Good theory; bad politics – this is how Žižek's works have been described. Now Chris McMillan argues that Žižek's reading of global capitalism could reinvent political subversion. He highlights the political consequences of Žižek's fundamental concepts, such as the Lacanian Real, universality and the communist hypothesis.

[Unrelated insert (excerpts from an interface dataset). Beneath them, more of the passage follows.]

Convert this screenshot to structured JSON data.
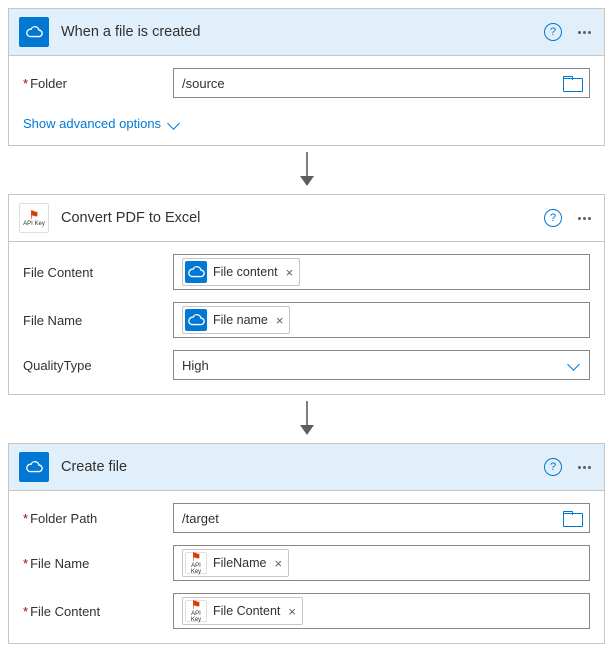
{
  "card1": {
    "title": "When a file is created",
    "folder_label": "Folder",
    "folder_value": "/source",
    "advanced": "Show advanced options"
  },
  "card2": {
    "title": "Convert PDF to Excel",
    "icon_caption": "API Key",
    "fc_label": "File Content",
    "fc_token": "File content",
    "fn_label": "File Name",
    "fn_token": "File name",
    "qt_label": "QualityType",
    "qt_value": "High"
  },
  "card3": {
    "title": "Create file",
    "fp_label": "Folder Path",
    "fp_value": "/target",
    "fn2_label": "File Name",
    "fn2_token": "FileName",
    "fc2_label": "File Content",
    "fc2_token": "File Content",
    "token_caption": "API Key"
  },
  "glyphs": {
    "help": "?",
    "x": "×"
  }
}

He argues that Žižek's turn to Communism represents the ultimate significance of Žižek's work for the 21st century and a marked new direction for Žižekian theory.

While Žižek's work attracts a lot of labels, most of them pejorative - communist, conservative, anti-semantic - Chris McMillan identifies Žižek's unique and productive contribution to social and political theory, constructing his work as a response to the difficulties of contemporary social theory and the political deadlock of global capitalism.

Key Features

  • Summarises key applications of psychoanalytic theory to politics and shared social life
  • Produces a sustained reading of Žižek's understanding of the economy and capitalism
  • Contextualises Žižek's in relation to the difficulties of contemporary social theory and the political deadlock of global capitalism
  • Responds to Žižek's recent reference to the communist hypothesis and 'egalitarian justice'

Contents

Acknowledgements
1. Introduction
2. Marxism after the Discursive Turn
3. Jouissance and Politics
4. Universality and the Trauma of the Real
5. Žižek’s Capitalism: What Can Sexual Difference Tell Us about New Forms of Apartheid?
6. Žižek’s Realpolitics
7. The Communist Hypothesis: Žižekian Utopia or Utopian Fantasy?
8. Conclusion
References
Index.

About the Author

Chris McMillan currently works at Brunel University in London, having been formerly based at Massey University in New Zealand. He has previously published in the International Journal of Žižek Studies, as well as acting as a guest editor.